During public comment, Julie Villar, who lives near the Ertle site, said there are more than six to eight vehicles per day entering and leaving the site, some of them semi-trailers.

“I’ve tried to go to work only to have the road blocked by semi-trucks delivering spools,” Villar said. “Trucks in and out, in and out. I’ve been run off the road twice. This is supposed to be agricultural/residential. This is full-blown commercial.”

Vice Mayor Todd McLendon asked Ertle how many employees can be found at the site at the same time, and Ertle said about 15.

“Is that something you would envision being low-impact for a residential neighborhood — 15 [employees] with semi-trailers?” McLendon asked.

“No, I would not consider that low impact,” Ertle replied.

Councilwoman Phillis Maniglia said she felt residential enterprises operating as full-blown commercial operations have been allowed to happen due to village officials looking the other way.

“Since we’ve been a town, if it’s a buddy, that’s OK, and I’m a little sick of that,” Maniglia said. “That’s why these other people come into town, and they think things are OK. I think we need to make a change in our ordinance because I don’t see it getting better.”

McLendon agreed that the town’s code rules need to be looked at.

“I don’t think the intention was ever to have 18-wheelers and 17 employees at one given time on a residential street,” he said. “Are there other people violating this code? Absolutely, there are, and is it unfair that he is being penalized and the other people may be getting away with something. That isn’t fair, but we’re here to discuss whether this particular property is meeting it or not.”

Councilwoman Anita Kane said there are other avenues for Ertle to pursue, including asking for a rezoning classification.
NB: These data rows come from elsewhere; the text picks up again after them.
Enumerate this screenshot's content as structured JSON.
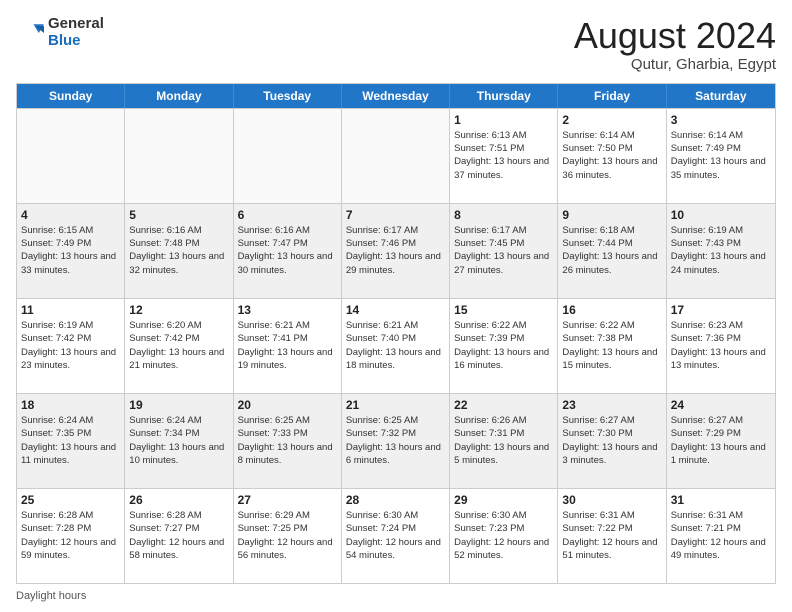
{
  "header": {
    "logo_general": "General",
    "logo_blue": "Blue",
    "title": "August 2024",
    "location": "Qutur, Gharbia, Egypt"
  },
  "footer": {
    "label": "Daylight hours"
  },
  "calendar": {
    "headers": [
      "Sunday",
      "Monday",
      "Tuesday",
      "Wednesday",
      "Thursday",
      "Friday",
      "Saturday"
    ],
    "rows": [
      [
        {
          "day": "",
          "info": "",
          "empty": true
        },
        {
          "day": "",
          "info": "",
          "empty": true
        },
        {
          "day": "",
          "info": "",
          "empty": true
        },
        {
          "day": "",
          "info": "",
          "empty": true
        },
        {
          "day": "1",
          "info": "Sunrise: 6:13 AM\nSunset: 7:51 PM\nDaylight: 13 hours and 37 minutes.",
          "empty": false
        },
        {
          "day": "2",
          "info": "Sunrise: 6:14 AM\nSunset: 7:50 PM\nDaylight: 13 hours and 36 minutes.",
          "empty": false
        },
        {
          "day": "3",
          "info": "Sunrise: 6:14 AM\nSunset: 7:49 PM\nDaylight: 13 hours and 35 minutes.",
          "empty": false
        }
      ],
      [
        {
          "day": "4",
          "info": "Sunrise: 6:15 AM\nSunset: 7:49 PM\nDaylight: 13 hours and 33 minutes.",
          "empty": false
        },
        {
          "day": "5",
          "info": "Sunrise: 6:16 AM\nSunset: 7:48 PM\nDaylight: 13 hours and 32 minutes.",
          "empty": false
        },
        {
          "day": "6",
          "info": "Sunrise: 6:16 AM\nSunset: 7:47 PM\nDaylight: 13 hours and 30 minutes.",
          "empty": false
        },
        {
          "day": "7",
          "info": "Sunrise: 6:17 AM\nSunset: 7:46 PM\nDaylight: 13 hours and 29 minutes.",
          "empty": false
        },
        {
          "day": "8",
          "info": "Sunrise: 6:17 AM\nSunset: 7:45 PM\nDaylight: 13 hours and 27 minutes.",
          "empty": false
        },
        {
          "day": "9",
          "info": "Sunrise: 6:18 AM\nSunset: 7:44 PM\nDaylight: 13 hours and 26 minutes.",
          "empty": false
        },
        {
          "day": "10",
          "info": "Sunrise: 6:19 AM\nSunset: 7:43 PM\nDaylight: 13 hours and 24 minutes.",
          "empty": false
        }
      ],
      [
        {
          "day": "11",
          "info": "Sunrise: 6:19 AM\nSunset: 7:42 PM\nDaylight: 13 hours and 23 minutes.",
          "empty": false
        },
        {
          "day": "12",
          "info": "Sunrise: 6:20 AM\nSunset: 7:42 PM\nDaylight: 13 hours and 21 minutes.",
          "empty": false
        },
        {
          "day": "13",
          "info": "Sunrise: 6:21 AM\nSunset: 7:41 PM\nDaylight: 13 hours and 19 minutes.",
          "empty": false
        },
        {
          "day": "14",
          "info": "Sunrise: 6:21 AM\nSunset: 7:40 PM\nDaylight: 13 hours and 18 minutes.",
          "empty": false
        },
        {
          "day": "15",
          "info": "Sunrise: 6:22 AM\nSunset: 7:39 PM\nDaylight: 13 hours and 16 minutes.",
          "empty": false
        },
        {
          "day": "16",
          "info": "Sunrise: 6:22 AM\nSunset: 7:38 PM\nDaylight: 13 hours and 15 minutes.",
          "empty": false
        },
        {
          "day": "17",
          "info": "Sunrise: 6:23 AM\nSunset: 7:36 PM\nDaylight: 13 hours and 13 minutes.",
          "empty": false
        }
      ],
      [
        {
          "day": "18",
          "info": "Sunrise: 6:24 AM\nSunset: 7:35 PM\nDaylight: 13 hours and 11 minutes.",
          "empty": false
        },
        {
          "day": "19",
          "info": "Sunrise: 6:24 AM\nSunset: 7:34 PM\nDaylight: 13 hours and 10 minutes.",
          "empty": false
        },
        {
          "day": "20",
          "info": "Sunrise: 6:25 AM\nSunset: 7:33 PM\nDaylight: 13 hours and 8 minutes.",
          "empty": false
        },
        {
          "day": "21",
          "info": "Sunrise: 6:25 AM\nSunset: 7:32 PM\nDaylight: 13 hours and 6 minutes.",
          "empty": false
        },
        {
          "day": "22",
          "info": "Sunrise: 6:26 AM\nSunset: 7:31 PM\nDaylight: 13 hours and 5 minutes.",
          "empty": false
        },
        {
          "day": "23",
          "info": "Sunrise: 6:27 AM\nSunset: 7:30 PM\nDaylight: 13 hours and 3 minutes.",
          "empty": false
        },
        {
          "day": "24",
          "info": "Sunrise: 6:27 AM\nSunset: 7:29 PM\nDaylight: 13 hours and 1 minute.",
          "empty": false
        }
      ],
      [
        {
          "day": "25",
          "info": "Sunrise: 6:28 AM\nSunset: 7:28 PM\nDaylight: 12 hours and 59 minutes.",
          "empty": false
        },
        {
          "day": "26",
          "info": "Sunrise: 6:28 AM\nSunset: 7:27 PM\nDaylight: 12 hours and 58 minutes.",
          "empty": false
        },
        {
          "day": "27",
          "info": "Sunrise: 6:29 AM\nSunset: 7:25 PM\nDaylight: 12 hours and 56 minutes.",
          "empty": false
        },
        {
          "day": "28",
          "info": "Sunrise: 6:30 AM\nSunset: 7:24 PM\nDaylight: 12 hours and 54 minutes.",
          "empty": false
        },
        {
          "day": "29",
          "info": "Sunrise: 6:30 AM\nSunset: 7:23 PM\nDaylight: 12 hours and 52 minutes.",
          "empty": false
        },
        {
          "day": "30",
          "info": "Sunrise: 6:31 AM\nSunset: 7:22 PM\nDaylight: 12 hours and 51 minutes.",
          "empty": false
        },
        {
          "day": "31",
          "info": "Sunrise: 6:31 AM\nSunset: 7:21 PM\nDaylight: 12 hours and 49 minutes.",
          "empty": false
        }
      ]
    ]
  }
}
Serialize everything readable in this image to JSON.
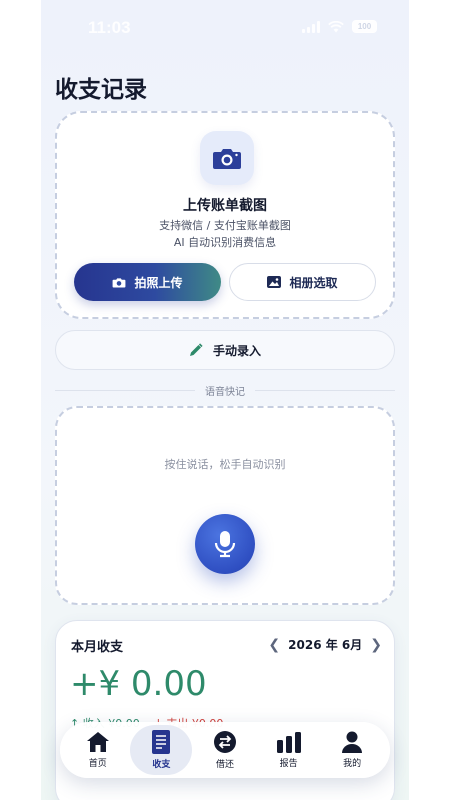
{
  "status_bar": {
    "time": "11:03",
    "battery": "100"
  },
  "page": {
    "title": "收支记录"
  },
  "upload": {
    "title": "上传账单截图",
    "subtitle_1": "支持微信 / 支付宝账单截图",
    "subtitle_2": "AI 自动识别消费信息",
    "camera_button": "拍照上传",
    "album_button": "相册选取"
  },
  "manual": {
    "label": "手动录入"
  },
  "voice": {
    "section_label": "语音快记",
    "hint": "按住说话，松手自动识别"
  },
  "month_summary": {
    "title": "本月收支",
    "period": "2026 年 6月",
    "net_amount": "+¥ 0.00",
    "income": "↑ 收入 ¥0.00",
    "expense": "↓ 支出 ¥0.00"
  },
  "tabs": [
    {
      "label": "首页",
      "icon": "home-icon"
    },
    {
      "label": "收支",
      "icon": "ledger-icon",
      "active": true
    },
    {
      "label": "借还",
      "icon": "exchange-icon"
    },
    {
      "label": "报告",
      "icon": "bar-chart-icon"
    },
    {
      "label": "我的",
      "icon": "person-icon"
    }
  ],
  "colors": {
    "accent": "#26358f",
    "income_green": "#2e8a6a",
    "expense_red": "#d0403a"
  }
}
“If this was the end of this man’s business, then I would really be having an ethical and moral dilemma here, but it isn’t,” Kane said. “There is another avenue for him to come back and ask for a rezoning classification.”

Fleischmann said approving Ertle’s request could open other residential/agricultural businesses to full-scale commercial or industrial operations.
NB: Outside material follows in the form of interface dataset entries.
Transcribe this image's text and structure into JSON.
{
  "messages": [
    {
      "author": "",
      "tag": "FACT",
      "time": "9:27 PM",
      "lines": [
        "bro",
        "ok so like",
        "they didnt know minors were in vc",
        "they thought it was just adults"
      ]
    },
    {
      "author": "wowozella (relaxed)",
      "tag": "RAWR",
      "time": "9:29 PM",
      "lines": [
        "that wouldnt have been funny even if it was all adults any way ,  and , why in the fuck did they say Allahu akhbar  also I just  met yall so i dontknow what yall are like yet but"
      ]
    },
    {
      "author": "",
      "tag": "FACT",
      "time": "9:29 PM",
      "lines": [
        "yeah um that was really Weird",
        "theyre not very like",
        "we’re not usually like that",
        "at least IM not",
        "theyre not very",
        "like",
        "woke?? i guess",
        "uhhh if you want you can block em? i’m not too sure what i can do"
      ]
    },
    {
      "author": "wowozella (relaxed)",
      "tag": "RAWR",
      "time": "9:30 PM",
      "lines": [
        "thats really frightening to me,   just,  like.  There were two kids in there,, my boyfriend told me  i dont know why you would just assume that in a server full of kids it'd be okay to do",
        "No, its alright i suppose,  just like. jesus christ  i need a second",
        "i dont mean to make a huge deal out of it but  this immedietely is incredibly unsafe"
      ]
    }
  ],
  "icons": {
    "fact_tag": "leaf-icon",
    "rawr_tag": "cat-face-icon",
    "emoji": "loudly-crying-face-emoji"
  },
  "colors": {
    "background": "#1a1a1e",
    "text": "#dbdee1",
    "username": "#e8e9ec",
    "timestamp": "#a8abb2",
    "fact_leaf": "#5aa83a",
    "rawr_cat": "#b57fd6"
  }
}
Mayor Dave Browning said the ordinance was written to give homeowners with small businesses the opportunity to operate from their homes.

“It was never anybody’s intent to make an accessory use into an industrial enterprise,” Browning said. “It was to help the person with a small shop.”

McLendon made a motion to deny the appeal, which carried 5-0.